Web Dev Simplified Blog

JavaScript Null Coalesce

March 16, 2020

In last week's article I talked about optional chaining which is incredibly useful when trying to access methods and properties on potentially null objects. In this article I want to talk about another amazing JavaScript feature for handling null/undefined and that is the null coalesce operator. You are probably familiar with the logical or operator (||) for handling default values.

const tries = options.tries || 10

This code is flawed, though, since if options.tries is 0 then the default value of 10 will be used since 0 is a falsey value. In order to fix this the following code must be used.

const tries = options.tries == null ? 10 : options.tries

This code now will only use the default value if option.tries is null or undefined. The only problem is this code is pretty clunky to write, so that is why the null coalesce operator was created.

If you prefer to learn visually, check out the video version of this article.

What Is The Null Coalesce Operator

The null coalesce operator is a new operator in JavaScript that works very similar to the logical or operator, but it will check for null/undefined instead of falsey.

const tries = options.tries ?? 10

The above code uses the null coalesce operator (??) to check if options.tries is null or undefined. If options.tries is null or undefined then it will evaluate the right side of the operator which is 10 so 10 will be returned. Here are a few examples of the null coalesce operator being used to emphasize how it works.

undefined ?? 10 // Result: 10
null ?? 10      // Result: 10
0 ?? 10         // Result: 0
false ?? 10     // Result: false
'Hi' ?? 10      // Result: Hi
20 ?? 10        // Result: 20

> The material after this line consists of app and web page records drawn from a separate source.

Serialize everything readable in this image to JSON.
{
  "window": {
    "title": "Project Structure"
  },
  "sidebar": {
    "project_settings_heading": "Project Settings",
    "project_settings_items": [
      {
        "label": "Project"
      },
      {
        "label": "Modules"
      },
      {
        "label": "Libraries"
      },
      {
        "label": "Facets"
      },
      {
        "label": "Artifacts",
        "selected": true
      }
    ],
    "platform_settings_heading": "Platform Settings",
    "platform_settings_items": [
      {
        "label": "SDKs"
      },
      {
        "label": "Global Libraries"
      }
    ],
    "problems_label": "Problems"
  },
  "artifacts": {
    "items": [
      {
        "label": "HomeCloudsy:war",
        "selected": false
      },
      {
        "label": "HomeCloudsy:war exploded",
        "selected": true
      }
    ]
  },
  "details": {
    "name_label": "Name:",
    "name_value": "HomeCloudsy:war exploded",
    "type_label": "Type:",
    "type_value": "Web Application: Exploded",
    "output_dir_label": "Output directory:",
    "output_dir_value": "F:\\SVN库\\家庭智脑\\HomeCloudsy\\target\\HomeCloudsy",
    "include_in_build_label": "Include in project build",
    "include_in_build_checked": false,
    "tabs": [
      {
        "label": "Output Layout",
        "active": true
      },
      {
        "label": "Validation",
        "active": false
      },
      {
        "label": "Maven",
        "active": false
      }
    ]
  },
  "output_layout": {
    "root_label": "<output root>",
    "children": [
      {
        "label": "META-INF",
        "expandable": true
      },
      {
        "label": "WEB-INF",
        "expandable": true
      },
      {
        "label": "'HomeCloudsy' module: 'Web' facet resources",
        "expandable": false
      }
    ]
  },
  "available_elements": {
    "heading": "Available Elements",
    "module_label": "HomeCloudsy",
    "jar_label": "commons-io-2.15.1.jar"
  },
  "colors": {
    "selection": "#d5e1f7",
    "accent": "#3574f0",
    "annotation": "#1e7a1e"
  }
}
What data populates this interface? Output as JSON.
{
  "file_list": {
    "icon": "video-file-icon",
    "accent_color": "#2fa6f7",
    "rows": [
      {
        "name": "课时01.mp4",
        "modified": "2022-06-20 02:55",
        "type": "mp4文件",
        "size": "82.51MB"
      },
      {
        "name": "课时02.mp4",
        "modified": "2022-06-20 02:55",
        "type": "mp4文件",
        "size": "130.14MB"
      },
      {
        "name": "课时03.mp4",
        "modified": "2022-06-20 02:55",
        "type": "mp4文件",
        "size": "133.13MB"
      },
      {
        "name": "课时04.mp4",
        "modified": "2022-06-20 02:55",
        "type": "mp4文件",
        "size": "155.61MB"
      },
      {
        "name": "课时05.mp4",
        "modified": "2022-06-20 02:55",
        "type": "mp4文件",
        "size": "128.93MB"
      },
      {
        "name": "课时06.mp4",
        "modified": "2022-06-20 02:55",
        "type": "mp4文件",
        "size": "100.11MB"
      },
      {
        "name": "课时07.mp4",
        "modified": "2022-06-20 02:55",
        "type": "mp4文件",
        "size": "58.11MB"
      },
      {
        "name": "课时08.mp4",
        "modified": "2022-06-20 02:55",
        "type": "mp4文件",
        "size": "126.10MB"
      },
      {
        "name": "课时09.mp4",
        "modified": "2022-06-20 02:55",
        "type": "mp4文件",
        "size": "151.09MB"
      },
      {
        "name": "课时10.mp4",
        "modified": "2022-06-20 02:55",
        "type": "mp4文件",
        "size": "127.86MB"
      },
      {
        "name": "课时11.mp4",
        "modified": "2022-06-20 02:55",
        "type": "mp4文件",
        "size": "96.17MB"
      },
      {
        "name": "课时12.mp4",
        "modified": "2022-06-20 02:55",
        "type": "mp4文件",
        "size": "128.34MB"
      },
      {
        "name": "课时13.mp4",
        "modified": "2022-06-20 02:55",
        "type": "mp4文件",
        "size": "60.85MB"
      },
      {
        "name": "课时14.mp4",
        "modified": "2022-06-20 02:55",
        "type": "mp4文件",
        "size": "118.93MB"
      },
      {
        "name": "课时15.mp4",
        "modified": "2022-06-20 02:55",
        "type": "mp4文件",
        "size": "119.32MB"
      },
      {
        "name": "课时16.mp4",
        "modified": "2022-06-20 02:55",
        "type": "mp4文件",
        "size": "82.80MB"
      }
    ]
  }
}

As you can see only the values of null or undefined will cause the right side of the null coalesce operator to be evaluated. Any other value, even if it is falsey, will cause the right side of the operator to never be evaluated or returned. Because of this, the null coalesce operator is incredibly useful when dealing with default values for variables since falsey values like 0 will not be overridden by the default value.

Using The Null Coalesce Operator With Logical Or/And

It is possible to use the null coalesce operator with other logical operators like AND (&&) and OR (||), but parenthesis must be used in order to specify the order in which the logical operators evaluate.

0 || null ?? 10   // Uncaught SyntaxError: Unexpected token '??'
(0 || null) ?? 10 // 10

In the above example when no parenthesis are used an error is thrown since JavaScript is not sure what order to evaluate the operators. In the second example, though, the value 10 is returned since first 0 || null is evaluated which returns null and then null ?? 10 is evaluated which returns 10.

Browser Support

With all great new JavaScript features the biggest thing to worry about is browser support. Unfortunately, the null coalesce operator has very little support outside of the newest browsers. At the time of writing this article the null coalesce operator only has 48% support across browsers. Luckily, though, you can still use this operator by using tools like babel to transpile your JavaScript code so that older browsers can understand it.

UPDATE (12/29/2021): The browser support for optional chaining is now over 90% and supported in nearly all major browsers.


The null coalesce operator is an amazing addition to JavaScript since handling null/undefined defaults is incredibly cumbersome. Unfortunately, since this is a new feature, most browsers still have not implemented this feature, but with the power of tools like babel this feature can be used right now without having to worry about browser support. I highly recommend using this operator in all your new projects that have babel since it will make writing clean JavaScript much easier.